Posted: February 16, 2008 in Idealism, Science, Skyscrapers

One of my first posts on Creative Destruction (my nearly dead group blog) featured comments on a twisting skyscraper design, the Fordham Spire (then the Chicago Spire, now in 2012 just a hole in the ground). That post still draws some hits. Well, it seems that the new self-proclaimed skyscraper capital of the world has copied the twisting building idea (the first is actually a building called Turning Torso in Malmo, Sweden) and intends to erect the Infinity Tower:

 

infinity_tower___dubai_by_amigaboi-d3f59v2

(For the politically correct feminist folks, erect is the proper word, since these buildings represent phallic, patriarchal triumphalism in the extreme.) Perhaps it’s such an attractive design that it bears repetition, one per city, let’s say. Whether post-industrial economics can continue to thrust multiple supertall buildings skyward remains to be seen, but for a short while at least, it seems that the undeniable appeal of multibillion-dollar projects with futuristic design aspects will continue to cast aside more humble aspirations.

Overdesigned

Posted: February 1, 2008 in Consumerism, Technophilia

My decades old vacuum, a Kirby, has several minor faults that I thought about getting fixed. (Alas, the repair shop I identified is now out of business. Indeed, for many things, the cost of repair far exceeds the cost of replacement.) It still works fine, and the motor and casing are extremely well built. But a few of the plastic parts have broken, I’m out of replacement belts for the roller, and I had yet to replace the (non-HEPA) bag despite over a decade of ownership and use.

So while I was out shopping recently, I decided to see what a new vacuum goes for. New vacuum designs are hardly even recognizable to me as vacuums. They look like some sort of alien plastic contraption with far too much marking of their features directly on the devices. (The prospect of a $400-$500 Dyson vacuum with allergenic filters was just too much for me, though for others I suppose they’re indispensable.) So like toothbrushes, pens and pencils, automobiles, and TVs, they join the ranks of the overdesigned.

Admittedly, some new designs features add worthwhile utility or safety, but it begs the question “What did we ever do before them?” The ergonomics of various grip designs (especially for toothbrushes and writing utensils) certainly makes things more utile for those with arthritis and disabilities. However, is there a point beyond which a redesign or technology upgrade becomes a little … well … ridiculous? I’m thinking specifically about the plethora of soft-grip pens and displays for nighttime driving.

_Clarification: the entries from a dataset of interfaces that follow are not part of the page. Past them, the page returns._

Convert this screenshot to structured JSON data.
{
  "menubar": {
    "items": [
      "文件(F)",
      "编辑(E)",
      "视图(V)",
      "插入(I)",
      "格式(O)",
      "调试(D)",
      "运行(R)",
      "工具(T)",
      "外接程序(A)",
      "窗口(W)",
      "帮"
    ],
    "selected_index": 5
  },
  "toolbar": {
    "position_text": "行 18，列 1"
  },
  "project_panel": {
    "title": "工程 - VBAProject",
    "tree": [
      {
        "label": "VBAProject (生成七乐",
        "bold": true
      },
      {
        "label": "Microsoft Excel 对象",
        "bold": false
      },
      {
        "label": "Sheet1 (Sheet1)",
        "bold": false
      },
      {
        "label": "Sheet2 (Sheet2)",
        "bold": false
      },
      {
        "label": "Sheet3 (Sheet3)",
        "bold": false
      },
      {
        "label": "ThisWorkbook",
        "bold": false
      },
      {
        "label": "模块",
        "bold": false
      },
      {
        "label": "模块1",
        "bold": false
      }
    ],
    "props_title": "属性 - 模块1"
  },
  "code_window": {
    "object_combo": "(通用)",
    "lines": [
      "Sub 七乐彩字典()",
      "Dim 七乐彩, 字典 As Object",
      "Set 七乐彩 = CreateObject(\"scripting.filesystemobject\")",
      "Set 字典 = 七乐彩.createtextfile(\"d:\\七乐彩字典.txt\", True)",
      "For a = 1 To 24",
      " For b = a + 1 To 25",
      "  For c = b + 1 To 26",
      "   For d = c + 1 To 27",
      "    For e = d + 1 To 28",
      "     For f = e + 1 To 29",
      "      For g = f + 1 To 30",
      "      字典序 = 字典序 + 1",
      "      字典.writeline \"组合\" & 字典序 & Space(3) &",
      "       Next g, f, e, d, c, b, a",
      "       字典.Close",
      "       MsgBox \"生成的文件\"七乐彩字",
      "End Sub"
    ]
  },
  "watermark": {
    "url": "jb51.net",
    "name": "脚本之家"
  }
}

infrared display

How did we ever survive without them?

I ended up buying a new Bissell vacuum. The cost was within my price point, though perhaps beyond the cost of a repair. After using it a couple times, I’ve noticed that the wheels are driven in forward motion, which requires that I only pull the vacuum toward me. I’m certain that pushing the vacuum forward is now too much to expect from such a device, thought the older model I eventually trashed was no problem for me. The dust that escaped the old model is also no match for the new vacuum, which filters and collects everything far more handily.

But what if I were a homesteader in the 19th century with barely even a wire broom to sweep my dirt floors. What on earth would I have done to survive?